Collection of Letters: Detail
- Anselm, archbishop of Canterbury
To his dearest lady and mother in God, the venerable countess Atla(1): Anselm, servant of the church of Canterbury, wishing her whatever may be better, sweeter, and more affectionate according to God.
Whenever I wish to write to your Highness, I can hardly find words with which
I can express the affection which my heart, before God, constantly preserves for you; perhaps I express myself better by admitting that I am not able to express myself. Reflecting in my mind on the affectionate love which I experienced in you towards me for God's sake in many different ways,(2) I cannot think of anything in myself which would be able to repay or give thanks for it sufficiently according to my will. Therefore, since I neither know any better nor am able to do any better, I turn to the Lord and pray that he himself may repay in my place your love by his love which surpasses alI human merits.

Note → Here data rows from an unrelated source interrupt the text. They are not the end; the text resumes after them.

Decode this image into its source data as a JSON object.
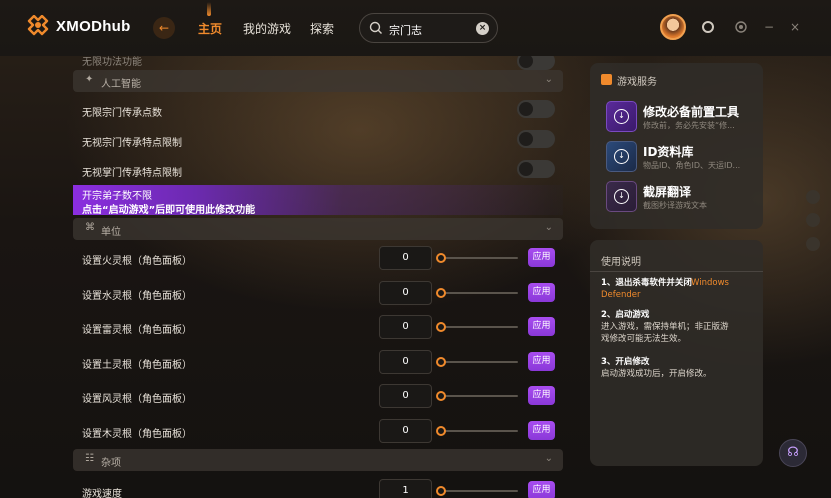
{
  "app": {
    "name": "XMODhub",
    "brand_color": "#f08a2c",
    "accent_purple": "#9b45ea"
  },
  "topbar": {
    "back_icon": "arrow-left-icon",
    "nav": [
      {
        "label": "主页",
        "active": true
      },
      {
        "label": "我的游戏",
        "active": false
      },
      {
        "label": "探索",
        "active": false
      }
    ],
    "search": {
      "value": "宗门志",
      "icon": "search-icon",
      "clear_icon": "clear-icon"
    },
    "right_icons": [
      "avatar",
      "notification-icon",
      "settings-icon",
      "minimize-icon",
      "close-icon"
    ]
  },
  "main": {
    "partial_top_label": "无限功法功能",
    "sections": [
      {
        "id": "ai",
        "label": "人工智能",
        "icon": "ai-icon"
      },
      {
        "id": "unit",
        "label": "单位",
        "icon": "unit-icon"
      },
      {
        "id": "misc",
        "label": "杂项",
        "icon": "misc-icon"
      }
    ],
    "toggles": [
      {
        "label": "无限宗门传承点数",
        "on": false
      },
      {
        "label": "无视宗门传承特点限制",
        "on": false
      },
      {
        "label": "无视掌门传承特点限制",
        "on": false
      }
    ],
    "banner": {
      "line1": "开宗弟子数不限",
      "line2": "点击“启动游戏”后即可使用此修改功能"
    },
    "unit_rows": [
      {
        "label": "设置火灵根（角色面板）",
        "value": "0",
        "slider": 0.0,
        "button": "应用"
      },
      {
        "label": "设置水灵根（角色面板）",
        "value": "0",
        "slider": 0.0,
        "button": "应用"
      },
      {
        "label": "设置雷灵根（角色面板）",
        "value": "0",
        "slider": 0.0,
        "button": "应用"
      },
      {
        "label": "设置土灵根（角色面板）",
        "value": "0",
        "slider": 0.0,
        "button": "应用"
      },
      {
        "label": "设置风灵根（角色面板）",
        "value": "0",
        "slider": 0.0,
        "button": "应用"
      },
      {
        "label": "设置木灵根（角色面板）",
        "value": "0",
        "slider": 0.0,
        "button": "应用"
      }
    ],
    "misc_rows": [
      {
        "label": "游戏速度",
        "value": "1",
        "slider": 0.0,
        "button": "应用"
      }
    ]
  },
  "services": {
    "title": "游戏服务",
    "items": [
      {
        "title": "修改必备前置工具",
        "subtitle": "修改前，务必先安装“修..."
      },
      {
        "title": "ID资料库",
        "subtitle": "物品ID、角色ID、天运ID..."
      },
      {
        "title": "截屏翻译",
        "subtitle": "截图秒译游戏文本"
      }
    ]
  },
  "instructions": {
    "title": "使用说明",
    "steps": [
      {
        "heading": "1、退出杀毒软件并关闭",
        "highlight": "Windows Defender",
        "body": ""
      },
      {
        "heading": "2、启动游戏",
        "highlight": "",
        "body": "进入游戏，需保持单机；非正版游戏修改可能无法生效。"
      },
      {
        "heading": "3、开启修改",
        "highlight": "",
        "body": "启动游戏成功后，开启修改。"
      }
    ]
  },
  "float_button_icon": "headset-icon"
}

I do this daily and, with the help of God, shall not desist from doing it as long as I live.
You know my desire for you.(3) If only I could hear, "before I die,"(4) that this has been accomplished by the grace of God. Truly I say to you that my soul would leave my body more happily. What you desire to know about our health the bearer of this letter will adequately be able to tell you.
May the Holy Spirit always be the guardian and guide of your heart and life. Amen.(5)

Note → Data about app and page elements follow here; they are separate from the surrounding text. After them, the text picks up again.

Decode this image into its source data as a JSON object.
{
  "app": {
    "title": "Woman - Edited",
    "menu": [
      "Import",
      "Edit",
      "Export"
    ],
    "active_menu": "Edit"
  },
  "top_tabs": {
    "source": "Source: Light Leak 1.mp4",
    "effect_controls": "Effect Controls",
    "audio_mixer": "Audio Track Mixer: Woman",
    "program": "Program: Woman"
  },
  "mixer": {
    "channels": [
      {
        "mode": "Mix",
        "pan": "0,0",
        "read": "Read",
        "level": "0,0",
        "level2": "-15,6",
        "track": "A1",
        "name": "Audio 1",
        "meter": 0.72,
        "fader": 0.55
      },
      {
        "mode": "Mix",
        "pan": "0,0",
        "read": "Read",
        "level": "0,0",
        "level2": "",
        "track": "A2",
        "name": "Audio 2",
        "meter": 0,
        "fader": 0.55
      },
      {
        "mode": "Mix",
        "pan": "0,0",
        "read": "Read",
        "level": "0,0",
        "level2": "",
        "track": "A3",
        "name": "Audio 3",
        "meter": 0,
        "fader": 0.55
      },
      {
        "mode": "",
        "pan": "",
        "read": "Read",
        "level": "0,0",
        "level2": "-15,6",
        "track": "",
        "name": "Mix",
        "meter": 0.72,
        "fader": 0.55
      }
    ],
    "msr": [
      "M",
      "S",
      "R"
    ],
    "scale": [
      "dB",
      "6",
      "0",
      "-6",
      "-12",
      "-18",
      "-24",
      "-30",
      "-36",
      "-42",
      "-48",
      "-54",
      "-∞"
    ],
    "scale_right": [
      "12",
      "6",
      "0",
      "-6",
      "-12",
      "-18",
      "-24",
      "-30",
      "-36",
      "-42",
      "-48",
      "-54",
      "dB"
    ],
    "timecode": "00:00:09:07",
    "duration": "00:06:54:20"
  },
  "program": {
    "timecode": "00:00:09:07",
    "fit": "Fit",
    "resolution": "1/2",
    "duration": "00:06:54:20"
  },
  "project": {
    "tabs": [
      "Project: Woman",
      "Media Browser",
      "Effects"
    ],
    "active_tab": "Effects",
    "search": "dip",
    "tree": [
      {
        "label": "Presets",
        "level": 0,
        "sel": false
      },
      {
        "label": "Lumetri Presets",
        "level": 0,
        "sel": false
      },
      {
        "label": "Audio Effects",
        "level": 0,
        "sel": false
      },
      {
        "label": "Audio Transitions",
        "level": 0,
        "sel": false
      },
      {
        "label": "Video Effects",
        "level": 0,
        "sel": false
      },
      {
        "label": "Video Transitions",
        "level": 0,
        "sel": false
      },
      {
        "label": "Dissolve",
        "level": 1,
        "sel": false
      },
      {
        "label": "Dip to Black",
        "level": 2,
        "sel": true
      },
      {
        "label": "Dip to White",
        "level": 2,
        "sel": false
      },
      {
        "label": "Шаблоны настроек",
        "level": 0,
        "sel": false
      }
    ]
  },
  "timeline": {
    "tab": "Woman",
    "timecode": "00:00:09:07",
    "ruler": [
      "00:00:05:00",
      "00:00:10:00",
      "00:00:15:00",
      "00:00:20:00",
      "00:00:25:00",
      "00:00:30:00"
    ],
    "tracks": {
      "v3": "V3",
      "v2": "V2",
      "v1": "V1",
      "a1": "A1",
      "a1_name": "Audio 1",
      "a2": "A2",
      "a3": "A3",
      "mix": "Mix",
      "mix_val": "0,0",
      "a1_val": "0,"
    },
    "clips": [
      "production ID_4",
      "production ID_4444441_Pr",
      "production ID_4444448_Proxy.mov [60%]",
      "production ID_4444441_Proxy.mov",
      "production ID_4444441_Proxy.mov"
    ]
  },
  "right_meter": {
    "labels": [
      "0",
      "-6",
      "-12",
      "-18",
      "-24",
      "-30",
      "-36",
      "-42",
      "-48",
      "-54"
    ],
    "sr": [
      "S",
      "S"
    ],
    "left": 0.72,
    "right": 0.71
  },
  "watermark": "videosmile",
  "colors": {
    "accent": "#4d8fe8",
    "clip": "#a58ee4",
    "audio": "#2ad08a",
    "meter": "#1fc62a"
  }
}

Dominae et matri in deo carissimae Atlae, venerabili comitissae: Anselmus, servus ecclesiae Cantuariensis, quod melius, quod dulcius, quod affectuosius potest secundum deum.
Cum vestrae volo scribere celsitudini, utique nequeo invenire verba quibus affectum, quem semper servat cor meum coram deo de vobis, possim exprimere; nisi forte per hoc illum melius exprimo, quia me fateor exprimere non posse. Quippe cum mente pertracto affectuosam dilectionem, quam in vobis propter deum erga me multis modis sum expertus, nihil in me possum cogitare, quod ad eius retributionem aut gratiarum actionem secundum voluntatem meam possit suficere. Quoniam ergo melius nec scio nec valeo, ad dominum me converto et oro, ut ipse dilectioni vestrae suam pro me dilectionem, quae superat omnia merita hominum, retribuat. Hoc cotidie facio, hoc quamdiu vivam deo annuente facere non desistam.

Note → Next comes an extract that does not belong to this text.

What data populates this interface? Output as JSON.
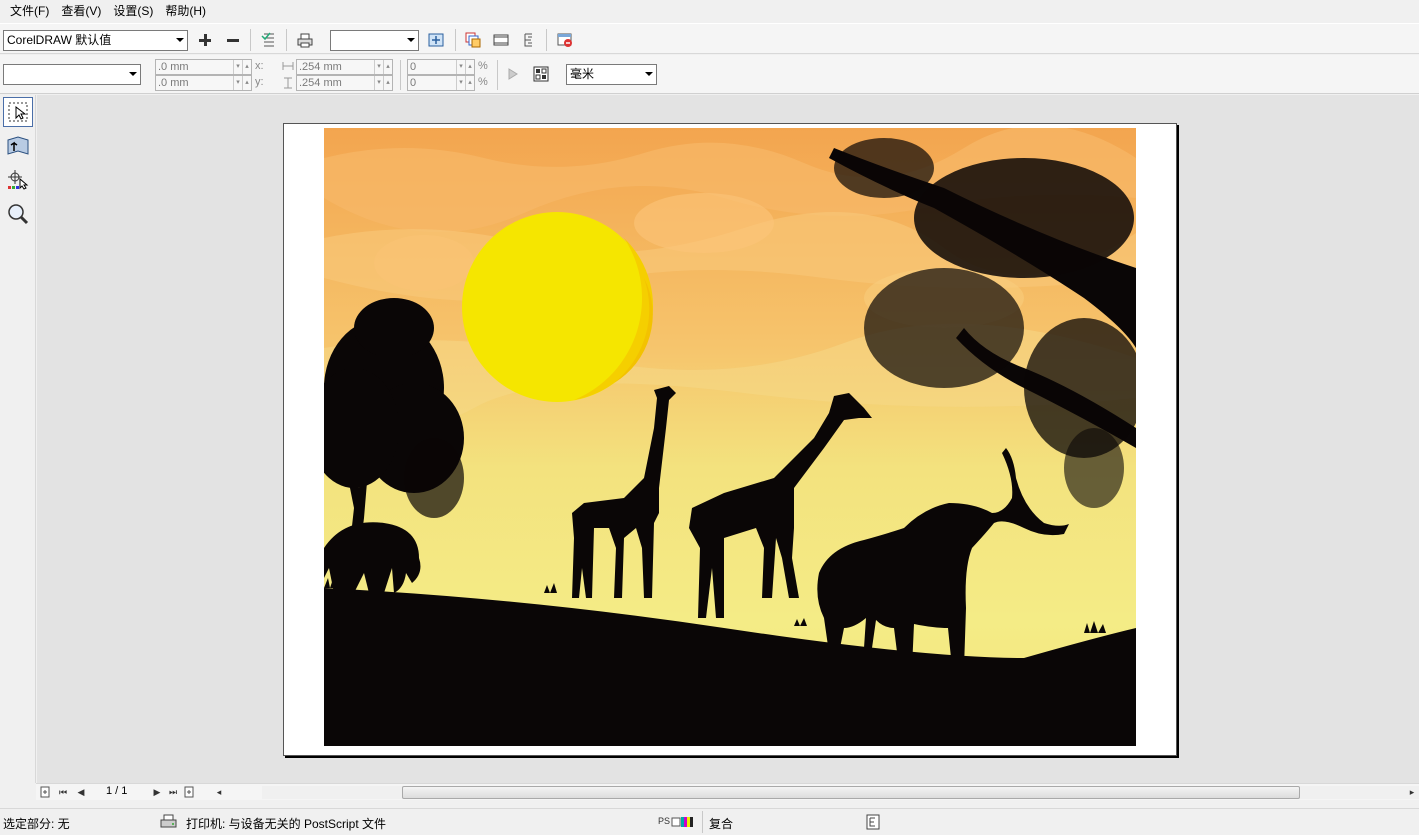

Nostis desiderium meum de vobis. Quod utinam audiam, antequam moriar, per gratiam dei completum esse! Verum dico vobis, quia laetior exiret anima mea de corpore. Nostrum esse, quod scire desideratis, lator praesentium satis vobis poterit edicere.
Spiritus sanctus sit semper custos et director cordis vestri et vitae vestrae. Amen.
The letter expresses Anselm's gratitude and affection, and his desire that Adela will become a nun. Anselm visited Adela in 1103 while he was in exile and negotiated a truce for her through the pope with the Chartres cathedral chapter (LoPrete, "The Anglo-Norman Card," 581). Adela in turn negotiated a meeting between him and her brother, King Henry, and accompanied him to Normandy for the meeting in 1105.
(1) Atla, Adala or Adela, probably the sister of Henry I, Countess of Blois and Chartres, see Epp 286, 340, 364, 388; HN 164. (2) Anselm seems to be referring to her support during his two exiles and her assistance in bringing about the meeting at l'Aigle between King Henry I and himself on 21 July 1105, see HN 164-165; Epp 364, 388, 389, 390, 397, 430. (3) Anselm wishes that Countess Adela should leave the world and enter a convent, see Ep 325. (4) For Anselm's growing weakness, see Ep 438; Gen 27:4. (5) The translation is reproduced with the permission of the translator and the publisher, Cistercian Publications Inc. Editorial Offices, Institute of Cistercian Studies, Western Michigan University, Kalamazoo, MI, 49008. All rights are reserved; downloading and copying for any purpose other than private research is prohibited.
Sancti Anselmi Cantuariensis Archiepiscopi, Opera Omnia, ed. F.S. Schmitt (Stuttgart: Fromann, 1984) v.5, p.395, ep.448; translation and annotation from The Letters of Saint Anselm of Canterbury, trans. Walter Fröhlich, Cistercian Studies 142, 3v (Kalamazoo: Cistercian Publications, 1990-94), 3.231-32.(5)